§ Work to be completed
Without skipping anything, write out each record below exactly.

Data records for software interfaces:
________________

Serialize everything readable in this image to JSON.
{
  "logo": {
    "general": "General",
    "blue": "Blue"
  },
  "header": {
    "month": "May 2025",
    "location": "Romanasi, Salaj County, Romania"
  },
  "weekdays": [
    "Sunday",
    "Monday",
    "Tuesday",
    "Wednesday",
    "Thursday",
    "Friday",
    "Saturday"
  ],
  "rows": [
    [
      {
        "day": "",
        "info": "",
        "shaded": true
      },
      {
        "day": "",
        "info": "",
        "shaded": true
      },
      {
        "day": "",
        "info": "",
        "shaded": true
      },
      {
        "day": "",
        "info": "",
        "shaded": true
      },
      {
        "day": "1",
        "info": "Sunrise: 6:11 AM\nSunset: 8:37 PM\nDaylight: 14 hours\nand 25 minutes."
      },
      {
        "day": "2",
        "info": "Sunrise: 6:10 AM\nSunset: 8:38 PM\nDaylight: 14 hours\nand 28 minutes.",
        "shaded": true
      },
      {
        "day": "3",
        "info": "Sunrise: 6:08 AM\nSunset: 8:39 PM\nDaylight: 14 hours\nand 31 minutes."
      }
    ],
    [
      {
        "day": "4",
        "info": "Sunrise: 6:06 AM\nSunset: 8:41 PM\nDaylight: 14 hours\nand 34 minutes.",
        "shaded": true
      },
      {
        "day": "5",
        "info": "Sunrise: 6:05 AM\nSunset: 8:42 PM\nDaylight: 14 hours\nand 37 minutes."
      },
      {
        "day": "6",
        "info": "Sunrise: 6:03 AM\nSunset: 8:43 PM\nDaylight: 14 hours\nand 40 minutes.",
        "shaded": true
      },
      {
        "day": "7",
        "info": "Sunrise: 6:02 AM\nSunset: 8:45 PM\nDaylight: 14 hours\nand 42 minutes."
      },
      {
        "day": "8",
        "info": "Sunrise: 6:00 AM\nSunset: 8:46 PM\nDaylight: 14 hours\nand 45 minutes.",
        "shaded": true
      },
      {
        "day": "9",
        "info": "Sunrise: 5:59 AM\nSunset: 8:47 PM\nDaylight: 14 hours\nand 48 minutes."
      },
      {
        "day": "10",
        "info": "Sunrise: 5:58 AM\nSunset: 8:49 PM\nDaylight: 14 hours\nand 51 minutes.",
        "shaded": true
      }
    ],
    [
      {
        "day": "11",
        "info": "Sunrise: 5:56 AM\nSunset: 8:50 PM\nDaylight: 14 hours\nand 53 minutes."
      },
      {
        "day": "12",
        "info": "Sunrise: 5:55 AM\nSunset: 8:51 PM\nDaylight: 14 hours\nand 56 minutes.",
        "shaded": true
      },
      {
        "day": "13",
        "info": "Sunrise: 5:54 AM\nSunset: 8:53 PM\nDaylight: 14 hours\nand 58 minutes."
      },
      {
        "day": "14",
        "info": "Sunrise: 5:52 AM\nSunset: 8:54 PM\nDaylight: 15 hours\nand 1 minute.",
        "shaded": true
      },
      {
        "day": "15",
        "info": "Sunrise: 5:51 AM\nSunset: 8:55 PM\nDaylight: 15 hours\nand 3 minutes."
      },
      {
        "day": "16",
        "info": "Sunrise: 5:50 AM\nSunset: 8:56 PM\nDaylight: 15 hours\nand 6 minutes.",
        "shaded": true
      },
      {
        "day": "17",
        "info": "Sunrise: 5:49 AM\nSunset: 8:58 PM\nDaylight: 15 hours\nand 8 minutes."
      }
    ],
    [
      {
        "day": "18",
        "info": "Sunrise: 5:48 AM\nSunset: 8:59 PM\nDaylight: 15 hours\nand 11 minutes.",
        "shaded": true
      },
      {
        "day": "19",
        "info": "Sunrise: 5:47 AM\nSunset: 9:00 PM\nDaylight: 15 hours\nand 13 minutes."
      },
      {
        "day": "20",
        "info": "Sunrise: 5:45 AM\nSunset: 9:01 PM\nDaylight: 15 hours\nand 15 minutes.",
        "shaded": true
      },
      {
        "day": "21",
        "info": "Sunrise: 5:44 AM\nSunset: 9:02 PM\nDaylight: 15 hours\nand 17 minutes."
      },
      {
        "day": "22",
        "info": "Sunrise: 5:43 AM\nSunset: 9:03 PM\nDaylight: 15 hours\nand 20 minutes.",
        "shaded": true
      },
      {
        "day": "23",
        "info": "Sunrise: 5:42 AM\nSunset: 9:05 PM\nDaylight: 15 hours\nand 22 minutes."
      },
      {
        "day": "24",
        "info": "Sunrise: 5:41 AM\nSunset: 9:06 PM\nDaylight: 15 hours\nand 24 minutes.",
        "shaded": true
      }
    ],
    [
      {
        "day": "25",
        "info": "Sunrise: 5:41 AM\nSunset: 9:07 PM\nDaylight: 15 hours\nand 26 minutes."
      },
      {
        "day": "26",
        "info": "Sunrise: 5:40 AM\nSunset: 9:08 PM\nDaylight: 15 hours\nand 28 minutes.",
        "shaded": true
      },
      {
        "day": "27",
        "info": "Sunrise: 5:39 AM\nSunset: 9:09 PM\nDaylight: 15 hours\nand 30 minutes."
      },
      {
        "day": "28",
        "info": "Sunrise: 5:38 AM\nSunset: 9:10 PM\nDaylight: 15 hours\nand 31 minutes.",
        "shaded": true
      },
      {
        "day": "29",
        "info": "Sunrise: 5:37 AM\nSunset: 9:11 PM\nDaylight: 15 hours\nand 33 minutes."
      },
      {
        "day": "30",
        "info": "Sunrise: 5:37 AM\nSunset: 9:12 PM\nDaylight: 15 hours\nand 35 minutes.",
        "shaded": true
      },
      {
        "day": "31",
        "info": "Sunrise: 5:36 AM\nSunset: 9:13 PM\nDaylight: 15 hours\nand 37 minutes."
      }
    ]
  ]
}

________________

§ Task solution
Serialize everything readable in this image to JSON.
{
  "logo": {
    "general": "General",
    "blue": "Blue"
  },
  "header": {
    "month": "May 2025",
    "location": "Romanasi, Salaj County, Romania"
  },
  "weekdays": [
    "Sunday",
    "Monday",
    "Tuesday",
    "Wednesday",
    "Thursday",
    "Friday",
    "Saturday"
  ],
  "rows": [
    [
      {
        "day": "",
        "info": "",
        "shaded": true
      },
      {
        "day": "",
        "info": "",
        "shaded": true
      },
      {
        "day": "",
        "info": "",
        "shaded": true
      },
      {
        "day": "",
        "info": "",
        "shaded": true
      },
      {
        "day": "1",
        "info": "Sunrise: 6:11 AM\nSunset: 8:37 PM\nDaylight: 14 hours\nand 25 minutes."
      },
      {
        "day": "2",
        "info": "Sunrise: 6:10 AM\nSunset: 8:38 PM\nDaylight: 14 hours\nand 28 minutes.",
        "shaded": true
      },
      {
        "day": "3",
        "info": "Sunrise: 6:08 AM\nSunset: 8:39 PM\nDaylight: 14 hours\nand 31 minutes."
      }
    ],
    [
      {
        "day": "4",
        "info": "Sunrise: 6:06 AM\nSunset: 8:41 PM\nDaylight: 14 hours\nand 34 minutes.",
        "shaded": true
      },
      {
        "day": "5",
        "info": "Sunrise: 6:05 AM\nSunset: 8:42 PM\nDaylight: 14 hours\nand 37 minutes."
      },
      {
        "day": "6",
        "info": "Sunrise: 6:03 AM\nSunset: 8:43 PM\nDaylight: 14 hours\nand 40 minutes.",
        "shaded": true
      },
      {
        "day": "7",
        "info": "Sunrise: 6:02 AM\nSunset: 8:45 PM\nDaylight: 14 hours\nand 42 minutes."
      },
      {
        "day": "8",
        "info": "Sunrise: 6:00 AM\nSunset: 8:46 PM\nDaylight: 14 hours\nand 45 minutes.",
        "shaded": true
      },
      {
        "day": "9",
        "info": "Sunrise: 5:59 AM\nSunset: 8:47 PM\nDaylight: 14 hours\nand 48 minutes."
      },
      {
        "day": "10",
        "info": "Sunrise: 5:58 AM\nSunset: 8:49 PM\nDaylight: 14 hours\nand 51 minutes.",
        "shaded": true
      }
    ],
    [
      {
        "day": "11",
        "info": "Sunrise: 5:56 AM\nSunset: 8:50 PM\nDaylight: 14 hours\nand 53 minutes."
      },
      {
        "day": "12",
        "info": "Sunrise: 5:55 AM\nSunset: 8:51 PM\nDaylight: 14 hours\nand 56 minutes.",
        "shaded": true
      },
      {
        "day": "13",
        "info": "Sunrise: 5:54 AM\nSunset: 8:53 PM\nDaylight: 14 hours\nand 58 minutes."
      },
      {
        "day": "14",
        "info": "Sunrise: 5:52 AM\nSunset: 8:54 PM\nDaylight: 15 hours\nand 1 minute.",
        "shaded": true
      },
      {
        "day": "15",
        "info": "Sunrise: 5:51 AM\nSunset: 8:55 PM\nDaylight: 15 hours\nand 3 minutes."
      },
      {
        "day": "16",
        "info": "Sunrise: 5:50 AM\nSunset: 8:56 PM\nDaylight: 15 hours\nand 6 minutes.",
        "shaded": true
      },
      {
        "day": "17",
        "info": "Sunrise: 5:49 AM\nSunset: 8:58 PM\nDaylight: 15 hours\nand 8 minutes."
      }
    ],
    [
      {
        "day": "18",
        "info": "Sunrise: 5:48 AM\nSunset: 8:59 PM\nDaylight: 15 hours\nand 11 minutes.",
        "shaded": true
      },
      {
        "day": "19",
        "info": "Sunrise: 5:47 AM\nSunset: 9:00 PM\nDaylight: 15 hours\nand 13 minutes."
      },
      {
        "day": "20",
        "info": "Sunrise: 5:45 AM\nSunset: 9:01 PM\nDaylight: 15 hours\nand 15 minutes.",
        "shaded": true
      },
      {
        "day": "21",
        "info": "Sunrise: 5:44 AM\nSunset: 9:02 PM\nDaylight: 15 hours\nand 17 minutes."
      },
      {
        "day": "22",
        "info": "Sunrise: 5:43 AM\nSunset: 9:03 PM\nDaylight: 15 hours\nand 20 minutes.",
        "shaded": true
      },
      {
        "day": "23",
        "info": "Sunrise: 5:42 AM\nSunset: 9:05 PM\nDaylight: 15 hours\nand 22 minutes."
      },
      {
        "day": "24",
        "info": "Sunrise: 5:41 AM\nSunset: 9:06 PM\nDaylight: 15 hours\nand 24 minutes.",
        "shaded": true
      }
    ],
    [
      {
        "day": "25",
        "info": "Sunrise: 5:41 AM\nSunset: 9:07 PM\nDaylight: 15 hours\nand 26 minutes."
      },
      {
        "day": "26",
        "info": "Sunrise: 5:40 AM\nSunset: 9:08 PM\nDaylight: 15 hours\nand 28 minutes.",
        "shaded": true
      },
      {
        "day": "27",
        "info": "Sunrise: 5:39 AM\nSunset: 9:09 PM\nDaylight: 15 hours\nand 30 minutes."
      },
      {
        "day": "28",
        "info": "Sunrise: 5:38 AM\nSunset: 9:10 PM\nDaylight: 15 hours\nand 31 minutes.",
        "shaded": true
      },
      {
        "day": "29",
        "info": "Sunrise: 5:37 AM\nSunset: 9:11 PM\nDaylight: 15 hours\nand 33 minutes."
      },
      {
        "day": "30",
        "info": "Sunrise: 5:37 AM\nSunset: 9:12 PM\nDaylight: 15 hours\nand 35 minutes.",
        "shaded": true
      },
      {
        "day": "31",
        "info": "Sunrise: 5:36 AM\nSunset: 9:13 PM\nDaylight: 15 hours\nand 37 minutes."
      }
    ]
  ]
}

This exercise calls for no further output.